§ **EXERCISE AIM**
Going through the data below, find how many lines include the word "heart", and reply with that number alone.

(Entries from a dataset of interfaces)
Start of Block
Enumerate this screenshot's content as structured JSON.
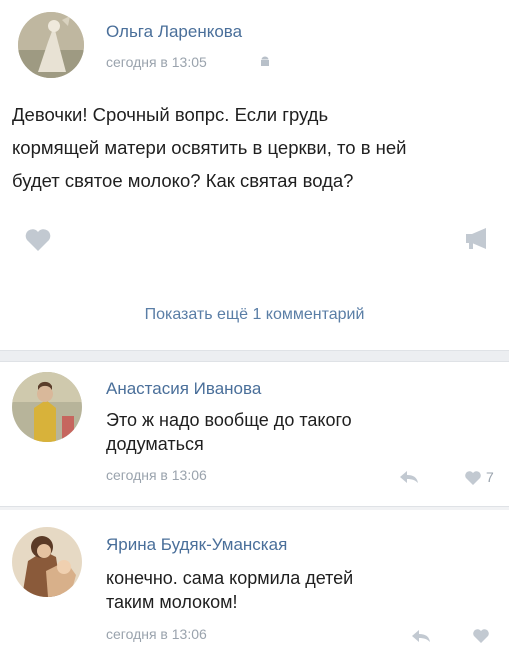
{
  "post": {
    "author": "Ольга Ларенкова",
    "timestamp": "сегодня в 13:05",
    "platform_icon": "android-icon",
    "text_lines": [
      "Девочки! Срочный вопрс. Если грудь",
      "кормящей матери освятить в церкви, то в ней",
      "будет святое молоко? Как святая вода?"
    ],
    "like_icon": "heart-icon",
    "share_icon": "megaphone-icon"
  },
  "show_more": {
    "label": "Показать ещё 1 комментарий"
  },
  "comments": [
    {
      "author": "Анастасия Иванова",
      "text_lines": [
        "Это ж надо вообще до такого",
        "додуматься"
      ],
      "timestamp": "сегодня в 13:06",
      "reply_icon": "reply-icon",
      "like_icon": "heart-icon",
      "likes": "7"
    },
    {
      "author": "Ярина Будяк-Уманская",
      "text_lines": [
        "конечно. сама кормила детей",
        "таким молоком!"
      ],
      "timestamp": "сегодня в 13:06",
      "reply_icon": "reply-icon",
      "like_icon": "heart-icon"
    }
  ],
  "colors": {
    "link": "#4a6f9a",
    "meta": "#9aa3ad",
    "icon": "#b8c0c9",
    "divider": "#eceef1"
  }
}
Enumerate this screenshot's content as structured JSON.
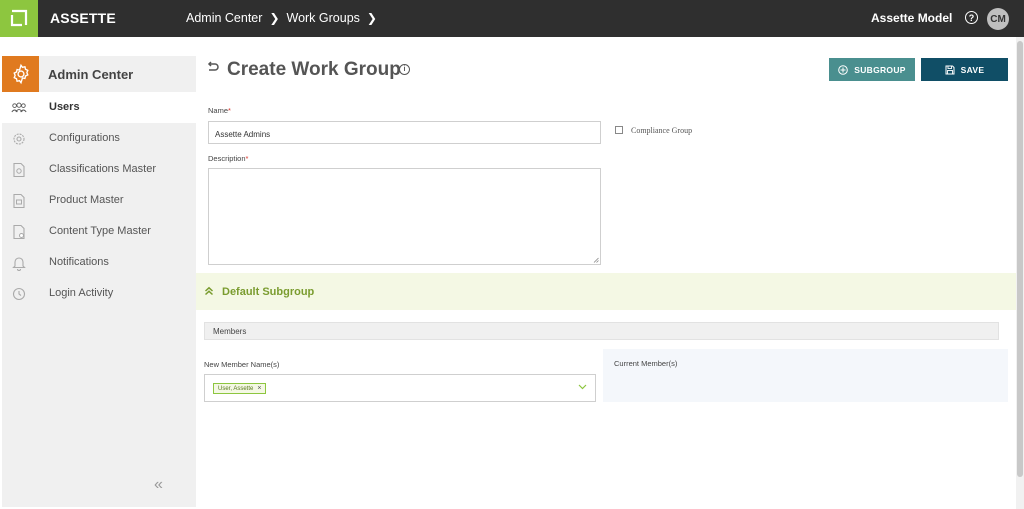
{
  "topbar": {
    "brand": "ASSETTE",
    "breadcrumbs": [
      "Admin Center",
      "Work Groups"
    ],
    "model": "Assette Model",
    "help_glyph": "?",
    "avatar_initials": "CM"
  },
  "sidebar": {
    "title": "Admin Center",
    "items": [
      {
        "label": "Users",
        "icon": "users-icon",
        "active": true
      },
      {
        "label": "Configurations",
        "icon": "gear-icon",
        "active": false
      },
      {
        "label": "Classifications Master",
        "icon": "classification-doc-icon",
        "active": false
      },
      {
        "label": "Product Master",
        "icon": "product-doc-icon",
        "active": false
      },
      {
        "label": "Content Type Master",
        "icon": "content-type-icon",
        "active": false
      },
      {
        "label": "Notifications",
        "icon": "bell-icon",
        "active": false
      },
      {
        "label": "Login Activity",
        "icon": "clock-icon",
        "active": false
      }
    ],
    "collapse_glyph": "«"
  },
  "main": {
    "title": "Create Work Group",
    "info_glyph": "i",
    "buttons": {
      "subgroup": "SUBGROUP",
      "save": "SAVE"
    },
    "name_label": "Name",
    "name_value": "Assette Admins",
    "description_label": "Description",
    "required_mark": "*",
    "compliance_label": "Compliance Group",
    "default_subgroup": "Default Subgroup",
    "members_label": "Members",
    "new_member_label": "New Member Name(s)",
    "member_tag": "User, Assette",
    "tag_remove_glyph": "×",
    "current_members_label": "Current Member(s)"
  },
  "colors": {
    "topbar": "#2f2f2f",
    "logo": "#8dc63f",
    "admin_icon": "#e07a1f",
    "subgroup_button": "#4a8f8f",
    "save_button": "#104e66",
    "subgroup_title": "#7a9c2f"
  }
}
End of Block
§ **ANSWER TO THE EXERCISE**
3